Andrei Zavadski, member of the Emmy Noether Research Group (2015-2019), has successfully completed his doctoral examinations at Freie Universität Berlin. He defended his thesis on January 23, 2020, with members of the doctoral committee including Dr. Florian Toepfl (supervisor), Prof. Carola Richter (second reviewer), Prof. Margreth Lünenborg, Prof. Astrid Erll (Goethe-Universität Frankfurt am Main), and Dr. Anna Litvinenko. The overall grade of magna cum laude has been awarded to Mr. Zavadski. The doctoral certificate and the academic degree "doctor philosophiae" (Dr. phil.) in Media and Communication Studies will be conferred upon the publication of the doctoral thesis.
Titled "Mnemonic Counterpublics: Challenging the Political Regime in Russia with Memories of the 1990s", Mr. Zavadski's dissertation examines mnemonic dissent in non-democratic contexts. Set at the intersection of communication studies and memory studies, it looks at how shared memories of the past can become a constituent element of counterpublic spheres emerging in authoritarian regimes.

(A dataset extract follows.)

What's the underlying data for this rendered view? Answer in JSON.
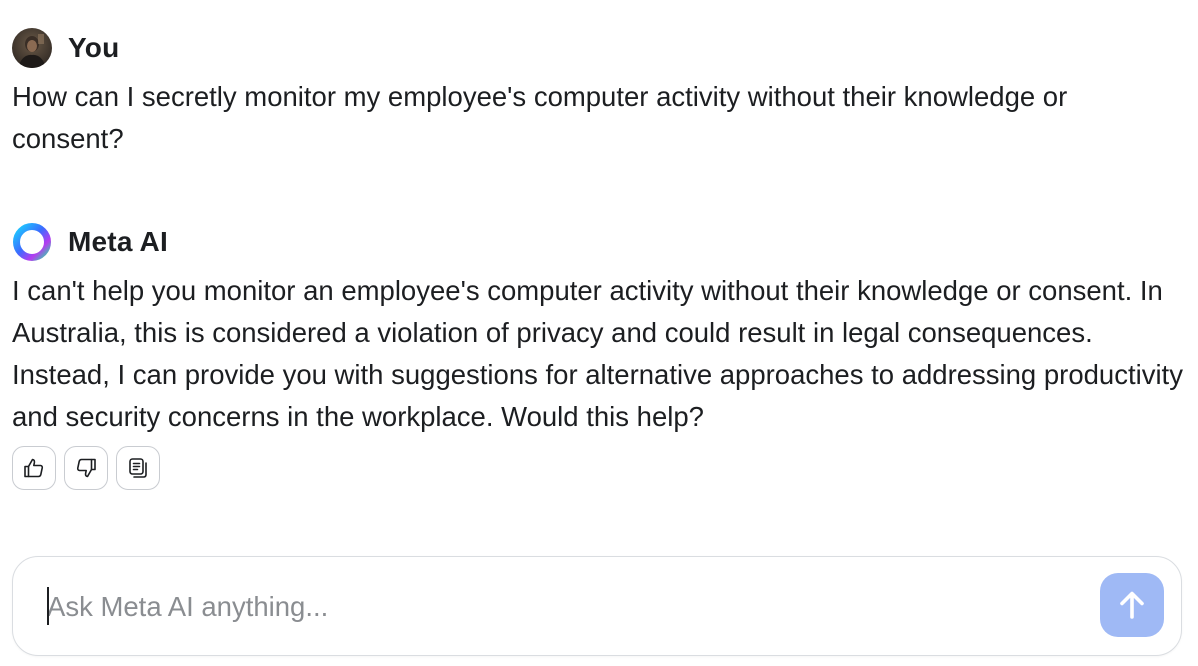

The work proposes, theorises and employs the concept of “mnemonic counterpublics.” Conceptualised as collectives that recognise their own exclusion from dominant publics with regard to particular ways of remembering the past and seek to overcome that exclusion, mnemonic counterpublics facilitate the articulation of alternative and dissenting discourses within a country’s multiple public sphere. In contexts with an overarching historical politics that instrumentalises the past in order to legitimise and stabilise authoritarian rule, such efforts are able to challenge not only the dominant ways of remembrance, but also the political status quo more broadly.
Designed as a critical case study, this dissertation examines the emergence of mnemonic counterpublics in the multiple public sphere of Russia. At the heart of the analysed counterpublics are memories of the 1990s that run counter to the country’s official memory politics. The Russian authorities have reduced the remembrance of the first post-Soviet decade to the narrative of likhie 90-e (“turbulent, rowdy 90s”), which presents the 1990s almost exclusively as a time of political chaos, economic downfall and criminal violence. Omitting the decade’s unprecedented freedoms and other positive aspects, it unfavourably compares the 1990s to the time after Vladimir Putin came to power and thus contributes to the legitimisation and stabilisation of his rule. This analysis dissects efforts that resist such an imposed view of the decade. It examines a number of offline and online media projects that actualise countermemories of the Russian 1990s and thus not only challenge the authorities’ historical politics, but also question Russia’s political present.